═══ Exercise materials ═══

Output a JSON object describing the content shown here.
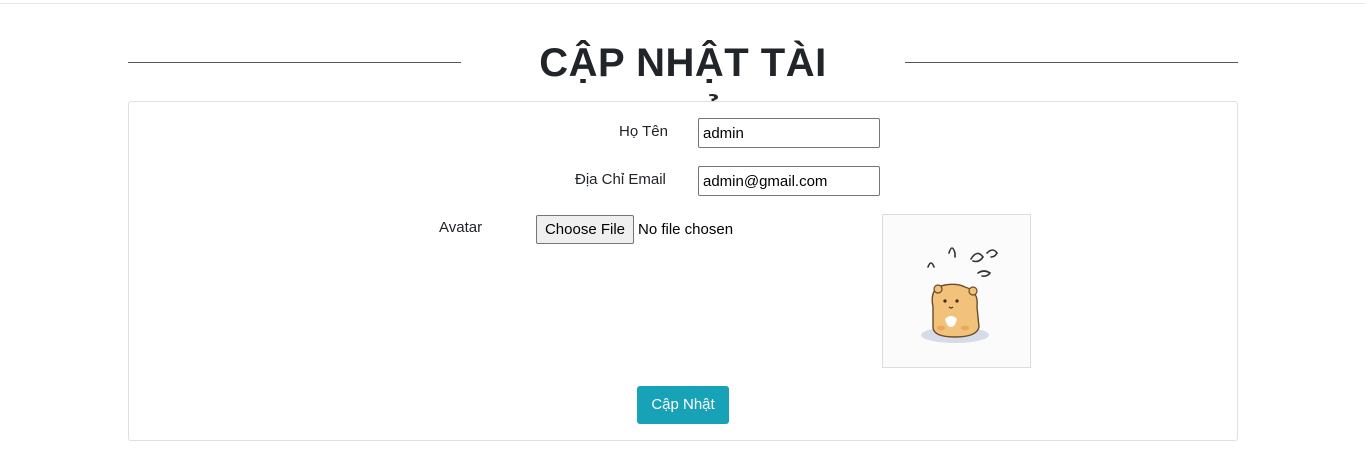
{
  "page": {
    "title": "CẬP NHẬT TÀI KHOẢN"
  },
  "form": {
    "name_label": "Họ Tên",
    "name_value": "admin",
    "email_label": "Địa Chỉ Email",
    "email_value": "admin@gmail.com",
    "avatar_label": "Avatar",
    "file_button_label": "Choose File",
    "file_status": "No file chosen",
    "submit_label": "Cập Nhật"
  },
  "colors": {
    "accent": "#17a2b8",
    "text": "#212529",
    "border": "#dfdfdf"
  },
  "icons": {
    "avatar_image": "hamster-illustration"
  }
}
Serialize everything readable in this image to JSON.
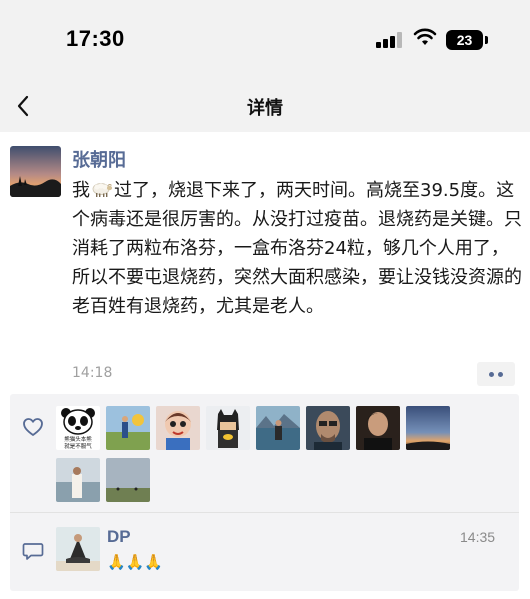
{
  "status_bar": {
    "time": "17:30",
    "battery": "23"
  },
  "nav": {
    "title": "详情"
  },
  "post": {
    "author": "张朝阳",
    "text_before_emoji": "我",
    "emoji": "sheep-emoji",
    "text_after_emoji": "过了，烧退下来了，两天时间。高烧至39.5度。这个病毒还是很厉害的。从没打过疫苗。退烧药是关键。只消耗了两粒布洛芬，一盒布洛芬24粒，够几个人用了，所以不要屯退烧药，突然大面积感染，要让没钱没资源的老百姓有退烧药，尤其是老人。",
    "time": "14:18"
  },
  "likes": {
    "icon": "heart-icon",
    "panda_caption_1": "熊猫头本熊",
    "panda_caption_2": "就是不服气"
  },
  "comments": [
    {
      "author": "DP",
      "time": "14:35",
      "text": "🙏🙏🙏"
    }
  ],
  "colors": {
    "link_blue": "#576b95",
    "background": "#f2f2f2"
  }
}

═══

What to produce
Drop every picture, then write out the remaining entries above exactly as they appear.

Exercise solution
Output a JSON object describing the content shown here.
{
  "page": {
    "title": "CẬP NHẬT TÀI KHOẢN"
  },
  "form": {
    "name_label": "Họ Tên",
    "name_value": "admin",
    "email_label": "Địa Chỉ Email",
    "email_value": "admin@gmail.com",
    "avatar_label": "Avatar",
    "file_button_label": "Choose File",
    "file_status": "No file chosen",
    "submit_label": "Cập Nhật"
  },
  "colors": {
    "accent": "#17a2b8",
    "text": "#212529",
    "border": "#dfdfdf"
  },
  "icons": {
    "avatar_image": "hamster-illustration"
  }
}
Serialize everything readable in this image to JSON.
{
  "status_bar": {
    "time": "17:30",
    "battery": "23"
  },
  "nav": {
    "title": "详情"
  },
  "post": {
    "author": "张朝阳",
    "text_before_emoji": "我",
    "emoji": "sheep-emoji",
    "text_after_emoji": "过了，烧退下来了，两天时间。高烧至39.5度。这个病毒还是很厉害的。从没打过疫苗。退烧药是关键。只消耗了两粒布洛芬，一盒布洛芬24粒，够几个人用了，所以不要屯退烧药，突然大面积感染，要让没钱没资源的老百姓有退烧药，尤其是老人。",
    "time": "14:18"
  },
  "likes": {
    "icon": "heart-icon",
    "panda_caption_1": "熊猫头本熊",
    "panda_caption_2": "就是不服气"
  },
  "comments": [
    {
      "author": "DP",
      "time": "14:35",
      "text": "🙏🙏🙏"
    }
  ],
  "colors": {
    "link_blue": "#576b95",
    "background": "#f2f2f2"
  }
}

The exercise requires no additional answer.